## [Task requirements]
What lines of the data below include the word "text"? Report them by copying each.
*** Data extracts
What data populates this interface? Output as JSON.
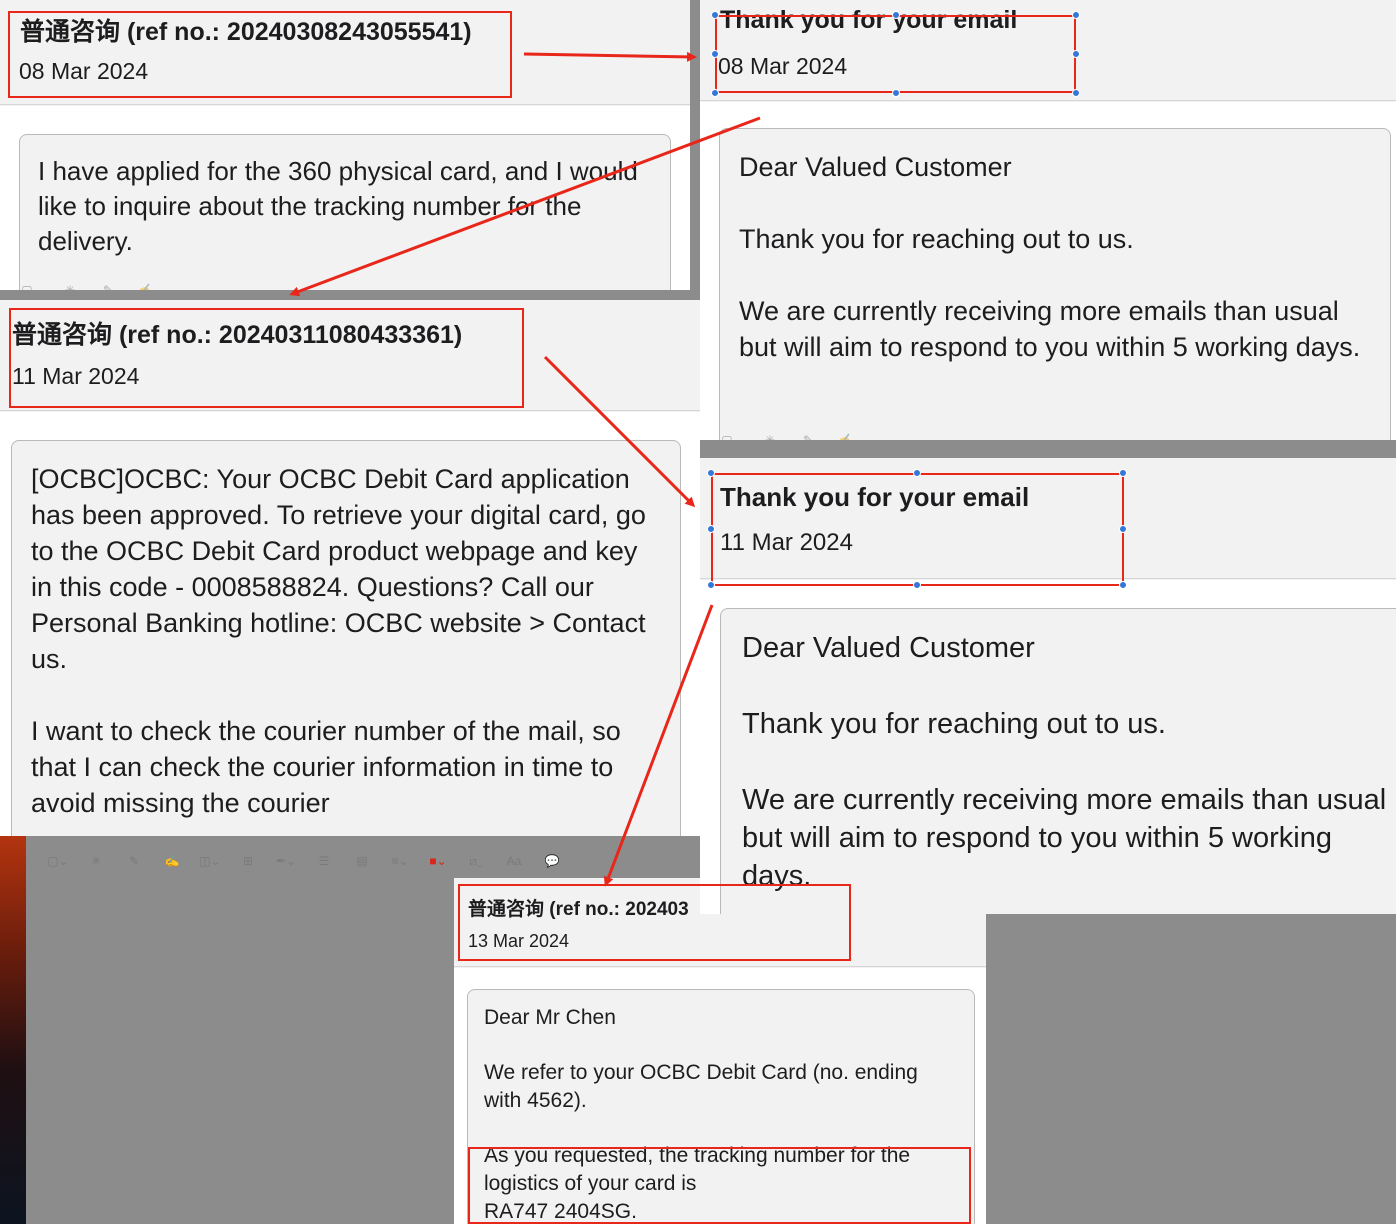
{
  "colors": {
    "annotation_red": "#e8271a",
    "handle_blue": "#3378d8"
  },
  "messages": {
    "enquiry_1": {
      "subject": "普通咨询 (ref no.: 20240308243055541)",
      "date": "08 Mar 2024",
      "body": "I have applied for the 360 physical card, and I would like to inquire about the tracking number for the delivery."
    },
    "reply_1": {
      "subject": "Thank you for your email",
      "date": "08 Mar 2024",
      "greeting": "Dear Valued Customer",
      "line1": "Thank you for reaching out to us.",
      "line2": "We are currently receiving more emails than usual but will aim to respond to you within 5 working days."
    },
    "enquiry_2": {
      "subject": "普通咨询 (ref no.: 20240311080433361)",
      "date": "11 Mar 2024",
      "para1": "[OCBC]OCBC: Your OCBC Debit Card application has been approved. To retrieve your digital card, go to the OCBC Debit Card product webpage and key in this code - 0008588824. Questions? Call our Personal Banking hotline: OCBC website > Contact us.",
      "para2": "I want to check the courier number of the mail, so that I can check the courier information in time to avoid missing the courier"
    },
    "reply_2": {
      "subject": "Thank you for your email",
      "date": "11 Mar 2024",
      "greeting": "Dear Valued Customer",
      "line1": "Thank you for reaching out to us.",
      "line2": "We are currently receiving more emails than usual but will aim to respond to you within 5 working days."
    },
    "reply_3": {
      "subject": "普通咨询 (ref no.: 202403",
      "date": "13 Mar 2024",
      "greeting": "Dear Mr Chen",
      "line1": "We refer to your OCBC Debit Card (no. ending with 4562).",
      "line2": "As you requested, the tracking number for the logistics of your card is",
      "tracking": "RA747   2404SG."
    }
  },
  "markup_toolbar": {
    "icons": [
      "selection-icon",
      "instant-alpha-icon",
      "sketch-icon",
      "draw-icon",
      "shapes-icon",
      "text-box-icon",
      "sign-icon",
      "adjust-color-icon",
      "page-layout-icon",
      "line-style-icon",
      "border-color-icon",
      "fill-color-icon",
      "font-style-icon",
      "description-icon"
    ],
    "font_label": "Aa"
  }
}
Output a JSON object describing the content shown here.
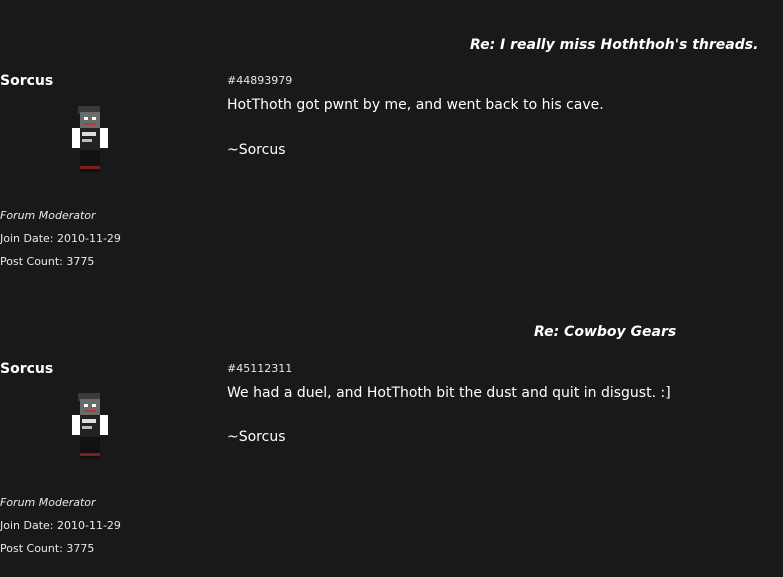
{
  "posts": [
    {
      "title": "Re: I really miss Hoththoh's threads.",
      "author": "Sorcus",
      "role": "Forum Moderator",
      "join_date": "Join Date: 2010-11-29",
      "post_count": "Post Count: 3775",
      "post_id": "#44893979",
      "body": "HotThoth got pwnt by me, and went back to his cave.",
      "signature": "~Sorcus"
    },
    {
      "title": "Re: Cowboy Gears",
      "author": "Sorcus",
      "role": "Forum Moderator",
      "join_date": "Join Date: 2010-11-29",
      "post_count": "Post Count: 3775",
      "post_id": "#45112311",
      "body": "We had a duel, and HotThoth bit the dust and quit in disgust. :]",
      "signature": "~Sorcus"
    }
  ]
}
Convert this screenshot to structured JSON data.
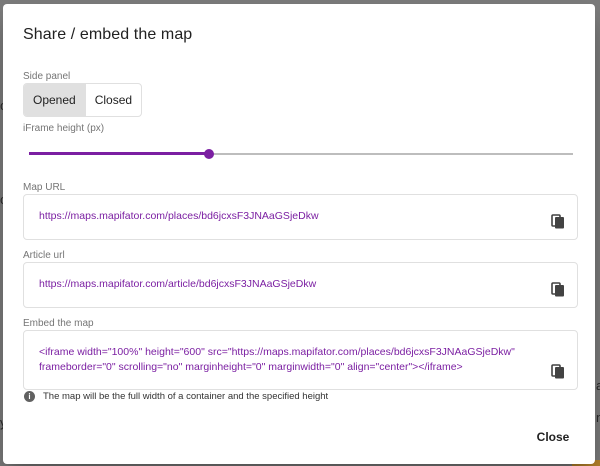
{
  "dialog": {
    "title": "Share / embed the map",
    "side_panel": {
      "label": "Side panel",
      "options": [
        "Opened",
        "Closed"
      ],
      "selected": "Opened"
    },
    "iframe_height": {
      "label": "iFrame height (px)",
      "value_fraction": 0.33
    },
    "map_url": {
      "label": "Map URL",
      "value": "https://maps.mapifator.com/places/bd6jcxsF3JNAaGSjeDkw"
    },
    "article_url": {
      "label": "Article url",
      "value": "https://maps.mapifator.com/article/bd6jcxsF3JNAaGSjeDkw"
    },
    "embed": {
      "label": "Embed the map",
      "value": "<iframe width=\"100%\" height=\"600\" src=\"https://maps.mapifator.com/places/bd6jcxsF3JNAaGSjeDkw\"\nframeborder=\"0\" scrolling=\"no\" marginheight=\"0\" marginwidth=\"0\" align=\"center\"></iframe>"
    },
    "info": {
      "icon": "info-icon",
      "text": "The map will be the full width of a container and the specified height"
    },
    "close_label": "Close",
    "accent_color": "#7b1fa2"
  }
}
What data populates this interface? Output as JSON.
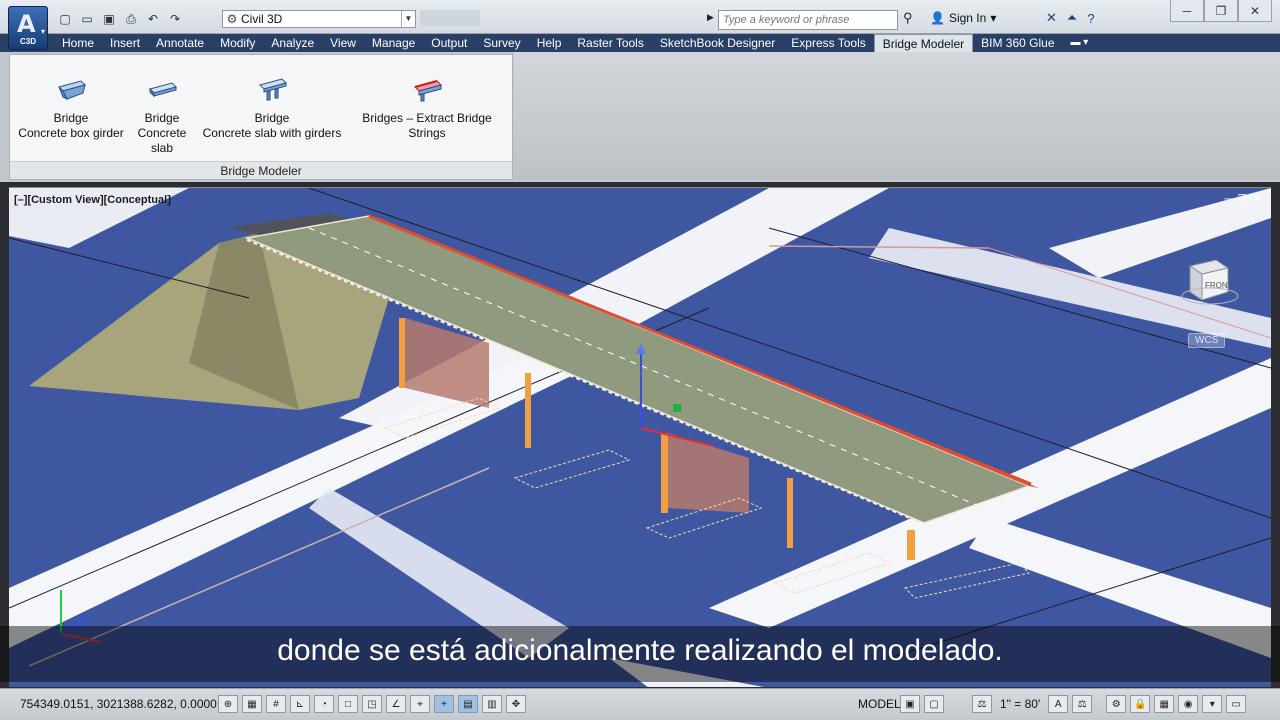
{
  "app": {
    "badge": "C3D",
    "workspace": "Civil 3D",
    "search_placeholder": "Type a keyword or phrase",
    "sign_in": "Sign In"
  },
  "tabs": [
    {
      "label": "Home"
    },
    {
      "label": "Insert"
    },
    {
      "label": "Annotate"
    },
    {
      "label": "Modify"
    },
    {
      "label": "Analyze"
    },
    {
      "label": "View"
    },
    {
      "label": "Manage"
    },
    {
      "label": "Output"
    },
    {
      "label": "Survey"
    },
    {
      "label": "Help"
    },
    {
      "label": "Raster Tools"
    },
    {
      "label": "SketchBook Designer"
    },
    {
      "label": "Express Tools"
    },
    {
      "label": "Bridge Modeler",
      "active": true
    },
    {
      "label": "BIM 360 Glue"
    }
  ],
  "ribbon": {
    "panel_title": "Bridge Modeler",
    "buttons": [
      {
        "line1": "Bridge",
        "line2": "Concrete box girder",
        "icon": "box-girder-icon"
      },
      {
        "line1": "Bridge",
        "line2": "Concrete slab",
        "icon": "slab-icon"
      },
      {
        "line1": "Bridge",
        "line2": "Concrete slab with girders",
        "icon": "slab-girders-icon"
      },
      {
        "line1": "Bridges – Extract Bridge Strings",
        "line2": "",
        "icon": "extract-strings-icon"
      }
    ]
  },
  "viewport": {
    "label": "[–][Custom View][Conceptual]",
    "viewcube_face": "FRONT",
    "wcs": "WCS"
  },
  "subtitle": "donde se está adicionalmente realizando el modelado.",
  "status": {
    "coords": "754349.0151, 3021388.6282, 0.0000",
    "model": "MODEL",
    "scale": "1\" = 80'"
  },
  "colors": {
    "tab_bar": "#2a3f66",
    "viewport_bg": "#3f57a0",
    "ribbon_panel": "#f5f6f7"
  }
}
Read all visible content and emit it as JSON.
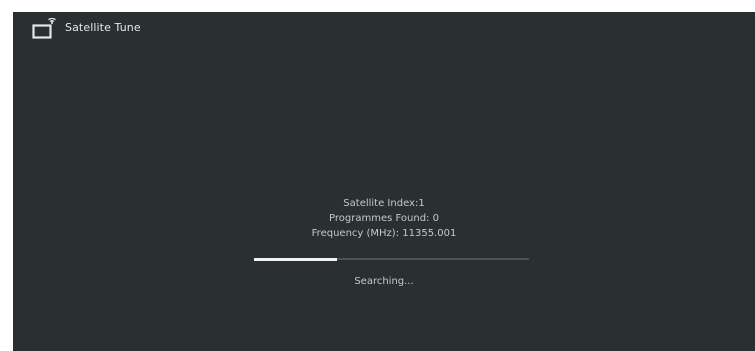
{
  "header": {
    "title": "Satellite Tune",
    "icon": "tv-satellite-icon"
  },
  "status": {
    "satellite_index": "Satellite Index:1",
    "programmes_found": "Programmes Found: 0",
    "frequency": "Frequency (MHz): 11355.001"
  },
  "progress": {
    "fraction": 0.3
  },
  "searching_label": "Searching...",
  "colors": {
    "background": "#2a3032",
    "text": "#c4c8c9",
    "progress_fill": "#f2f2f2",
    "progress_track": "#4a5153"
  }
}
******
## [Exercise answer]
      "text-box-icon",
      "text": "The map will be the full width of a container and the specified height"
    "text": "#c4c8c9",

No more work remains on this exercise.